Gunn: There are real trade-offs in all of these considerations when we’re thinking about a development proposal, and there are different goals that might be sought. So, for example, affordable housing as we’re in a housing crisis, you know, people are struggling to find homes. If there is an opportunity to create non-market housing that is affordable to community members, sometimes the economics of that require some variances. We know that through research and studies that people who live in non-market housing or rental housing can get by with fewer vehicles or often have fewer vehicles as the parking needs are lower. In that situation, that trade-off in makes sense to allow reduction in parking to achieve the non-market housing.
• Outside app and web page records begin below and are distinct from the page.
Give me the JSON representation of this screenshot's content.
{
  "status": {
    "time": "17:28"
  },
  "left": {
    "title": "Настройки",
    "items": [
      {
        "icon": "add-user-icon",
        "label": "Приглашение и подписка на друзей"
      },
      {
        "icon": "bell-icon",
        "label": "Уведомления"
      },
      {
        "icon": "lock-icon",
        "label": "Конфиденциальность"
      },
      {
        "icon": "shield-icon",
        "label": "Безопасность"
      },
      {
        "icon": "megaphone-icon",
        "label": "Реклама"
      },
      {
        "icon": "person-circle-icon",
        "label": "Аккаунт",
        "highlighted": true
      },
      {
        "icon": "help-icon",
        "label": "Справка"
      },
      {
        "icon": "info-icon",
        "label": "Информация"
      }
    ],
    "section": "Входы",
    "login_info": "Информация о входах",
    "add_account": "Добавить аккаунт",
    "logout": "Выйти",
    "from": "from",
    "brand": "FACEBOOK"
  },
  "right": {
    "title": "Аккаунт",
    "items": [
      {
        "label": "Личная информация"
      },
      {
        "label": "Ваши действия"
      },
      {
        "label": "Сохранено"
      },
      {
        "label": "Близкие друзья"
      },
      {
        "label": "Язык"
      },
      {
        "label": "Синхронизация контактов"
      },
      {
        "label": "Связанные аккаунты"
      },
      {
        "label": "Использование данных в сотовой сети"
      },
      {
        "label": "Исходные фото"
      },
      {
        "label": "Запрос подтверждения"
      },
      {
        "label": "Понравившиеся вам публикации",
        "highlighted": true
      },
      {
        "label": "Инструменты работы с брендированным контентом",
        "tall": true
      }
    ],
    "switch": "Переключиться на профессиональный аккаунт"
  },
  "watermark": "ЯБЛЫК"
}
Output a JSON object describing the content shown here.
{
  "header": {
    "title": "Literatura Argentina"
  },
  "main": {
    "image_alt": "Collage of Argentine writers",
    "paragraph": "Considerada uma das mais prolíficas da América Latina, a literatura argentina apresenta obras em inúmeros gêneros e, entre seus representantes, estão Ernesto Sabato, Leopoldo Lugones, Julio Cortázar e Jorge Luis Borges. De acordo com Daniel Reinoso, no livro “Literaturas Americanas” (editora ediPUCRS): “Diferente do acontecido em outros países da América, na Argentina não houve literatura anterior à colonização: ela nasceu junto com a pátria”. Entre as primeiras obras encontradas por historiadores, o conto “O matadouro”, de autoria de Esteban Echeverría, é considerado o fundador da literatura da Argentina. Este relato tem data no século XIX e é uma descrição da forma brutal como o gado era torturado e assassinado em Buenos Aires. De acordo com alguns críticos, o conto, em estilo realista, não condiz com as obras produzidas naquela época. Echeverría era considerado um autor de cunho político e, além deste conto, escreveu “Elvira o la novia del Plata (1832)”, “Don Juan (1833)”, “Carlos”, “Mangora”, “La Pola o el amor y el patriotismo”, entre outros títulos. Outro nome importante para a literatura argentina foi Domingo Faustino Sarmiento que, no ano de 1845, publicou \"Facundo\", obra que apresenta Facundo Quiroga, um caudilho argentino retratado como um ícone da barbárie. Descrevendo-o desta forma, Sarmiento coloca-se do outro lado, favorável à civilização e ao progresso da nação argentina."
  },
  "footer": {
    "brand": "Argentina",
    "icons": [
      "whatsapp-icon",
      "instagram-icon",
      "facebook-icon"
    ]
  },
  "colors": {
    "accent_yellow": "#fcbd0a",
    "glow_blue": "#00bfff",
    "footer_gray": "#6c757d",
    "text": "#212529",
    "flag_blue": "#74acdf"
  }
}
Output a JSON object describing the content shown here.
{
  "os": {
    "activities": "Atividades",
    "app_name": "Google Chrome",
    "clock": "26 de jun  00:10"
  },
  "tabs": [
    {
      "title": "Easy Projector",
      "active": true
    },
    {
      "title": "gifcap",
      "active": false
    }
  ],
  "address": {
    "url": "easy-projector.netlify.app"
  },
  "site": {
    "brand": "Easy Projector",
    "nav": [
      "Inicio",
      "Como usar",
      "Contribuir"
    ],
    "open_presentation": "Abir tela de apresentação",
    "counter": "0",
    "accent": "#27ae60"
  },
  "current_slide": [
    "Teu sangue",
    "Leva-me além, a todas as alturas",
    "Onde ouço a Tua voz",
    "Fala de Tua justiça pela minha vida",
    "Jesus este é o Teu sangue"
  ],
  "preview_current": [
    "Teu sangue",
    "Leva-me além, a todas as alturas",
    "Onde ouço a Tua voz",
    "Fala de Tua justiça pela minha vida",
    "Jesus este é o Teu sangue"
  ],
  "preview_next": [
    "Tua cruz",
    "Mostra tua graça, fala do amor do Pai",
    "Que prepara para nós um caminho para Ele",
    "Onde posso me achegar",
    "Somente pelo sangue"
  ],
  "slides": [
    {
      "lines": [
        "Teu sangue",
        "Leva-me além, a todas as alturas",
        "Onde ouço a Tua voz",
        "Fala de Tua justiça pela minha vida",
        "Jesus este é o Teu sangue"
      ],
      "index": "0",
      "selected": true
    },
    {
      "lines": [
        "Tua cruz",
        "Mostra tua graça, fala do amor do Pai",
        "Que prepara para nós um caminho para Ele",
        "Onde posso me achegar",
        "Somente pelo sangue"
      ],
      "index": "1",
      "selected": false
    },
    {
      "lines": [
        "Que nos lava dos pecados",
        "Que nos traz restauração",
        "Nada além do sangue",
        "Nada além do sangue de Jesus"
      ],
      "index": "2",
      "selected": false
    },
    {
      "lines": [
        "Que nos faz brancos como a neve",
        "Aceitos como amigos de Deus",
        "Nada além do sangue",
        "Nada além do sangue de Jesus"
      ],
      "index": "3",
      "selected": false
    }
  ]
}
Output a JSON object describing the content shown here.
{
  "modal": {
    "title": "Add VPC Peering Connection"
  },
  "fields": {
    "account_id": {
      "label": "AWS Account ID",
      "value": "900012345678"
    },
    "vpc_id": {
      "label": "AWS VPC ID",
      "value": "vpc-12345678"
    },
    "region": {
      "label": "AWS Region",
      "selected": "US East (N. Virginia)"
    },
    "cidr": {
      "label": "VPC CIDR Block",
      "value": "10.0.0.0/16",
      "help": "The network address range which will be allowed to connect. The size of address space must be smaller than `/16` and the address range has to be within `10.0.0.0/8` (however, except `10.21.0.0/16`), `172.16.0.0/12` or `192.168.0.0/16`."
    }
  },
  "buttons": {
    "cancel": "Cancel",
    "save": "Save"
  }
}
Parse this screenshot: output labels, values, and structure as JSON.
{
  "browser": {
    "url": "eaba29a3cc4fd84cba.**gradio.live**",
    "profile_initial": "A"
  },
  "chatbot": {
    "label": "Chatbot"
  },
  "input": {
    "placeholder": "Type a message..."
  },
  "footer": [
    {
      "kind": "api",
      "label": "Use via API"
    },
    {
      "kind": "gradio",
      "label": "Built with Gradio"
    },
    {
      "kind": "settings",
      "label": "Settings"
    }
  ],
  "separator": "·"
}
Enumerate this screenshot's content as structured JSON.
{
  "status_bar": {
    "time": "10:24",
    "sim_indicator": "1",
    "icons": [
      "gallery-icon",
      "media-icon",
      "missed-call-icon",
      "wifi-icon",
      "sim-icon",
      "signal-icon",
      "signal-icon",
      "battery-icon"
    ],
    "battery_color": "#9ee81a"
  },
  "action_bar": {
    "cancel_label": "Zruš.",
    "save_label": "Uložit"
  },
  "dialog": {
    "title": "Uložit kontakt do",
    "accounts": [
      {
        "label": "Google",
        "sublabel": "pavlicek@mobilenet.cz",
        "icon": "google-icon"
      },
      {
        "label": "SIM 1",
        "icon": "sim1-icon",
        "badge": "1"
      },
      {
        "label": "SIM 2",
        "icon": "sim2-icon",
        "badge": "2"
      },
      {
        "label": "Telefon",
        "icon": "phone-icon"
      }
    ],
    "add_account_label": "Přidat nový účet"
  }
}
Question: Some people also feel the District no longer supports building of single-detached homes in the community.
Gunn: Well, I think firstly having one housing form broadly applied across the landscape doesn’t have good outcomes. You mentioned some larger parcels (Cheema, North Crumpit Woods) and if those larger parcels are exclusively single family, they are really hard to service with things like transit, and they are really hard to create the density to provide the services in their neighborhood. Those services require density of people that now with land costs and building costs and all those things can’t support services if the development is exclusively single-detached. But I also think that if it’s exclusively apartment buildings, that’s also not something that we’re interested in. We want a wider range of housing options and single family is part of that. I think maybe one of the perceptions is that there’s some heavy-handed effort to eliminate single families. And that is not the case.
I think you could look at it from another perspective and see that we have used heavy-handed regulation to only allow single families and much of the work we’re engaged in is to try and pick those lots and say, yes, single-family is of use that can be continued here, but let’s provide people with additional options. People could take that single-family lot, subdivide it in half and have two single family homes or maybe build a house that’s the same size and allow them to build a duplex or a triplex in that same footprint. So, it’s trying to say, instead of using heavy-handed regulations to only allow one housing form, let’s allow a broader diversity of housing forms.
Editor’s note: The second part of the interview will be published later this week.